We finished dinner a bit after 10pm and by about midnight I was finally able to pass out on the Spanish Inquisition bed. At 9:30am the next morning, I heard a bang on the door. Time to hand over the racing license. By 10am, breakfast of pasta, bread, jam and lots of coffee. Shortly after, we all piled into the caravan and made the trek one hour to St. Amand for the race. The heat was rising ever so quickly that by the time we got to the race site, we were scantily clad in our sport bras and bib shorts - still overheated.
After a trip to France's version of a "toilet" - a hole in the ground situated between two outlines of feet, and a 45 minute warmup, the race began. I was given specific instructions by my coach (and thankfully my team manager who is also concerned for my health) to drop out of the race once it becomes too difficult to easily manage. (I am still not fully recovered from a recent bout of severe fatigue) I used the old guy's group ride as a gauge - if the effort became harder than my local ride, then i would abandon.

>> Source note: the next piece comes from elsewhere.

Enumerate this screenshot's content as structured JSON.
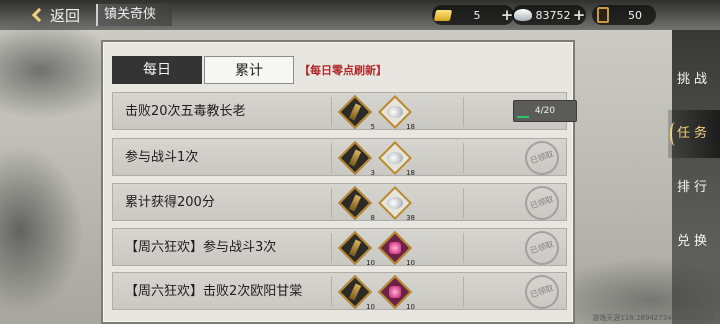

For the first few minutes, all was well so of course my competitive nature started to creep up. Hmmm...maybe i can finish the race...maybe i can get on the podium! The dream was squashed by a crash in the peloton that caused an instant rise in the pace. With a tiny five second sprint, I bridged to the lead group. Unfortunately my whole team was not present at the front. I drifted back to the rear of my group and spotted a teammate amongst the chasers behind. Dropping myself from the group, I escorted her up to the lead. Once she was safely in the peloton, I went back to survival mode.
I sussed out the largest muur de femme and firmly planted myself behind this human wind shield. It was effective in keeping my heart rate low until a flurry of attacks/counters zapped by heart and my legs. Game over.
Even though it was very humbling to voluntarily drop out of a race, I knew I had to do it. If i would have remained in the race, I may have even finished the event, but my health would have taken a detrimental hit - one that may have required months of recovery!
Directly after the race, I was whisked away to the train station. After 23 hours to include four trains, one taxi, one bus, one car ride, one night of being stranded in Lille, France in a skank motel after missing the last train from Paris to brussels, one escort of a blind woman in the Brussels station, one conversation with random cute french guy on train, three kilometers of dragging bike bag and luggage, I arrived in leuven Monday at 6pm - completely delirious from exhaustion.
Now that you know the details, how close does it resemble your image of what I mean when i say i'm going to france for the weekend to race?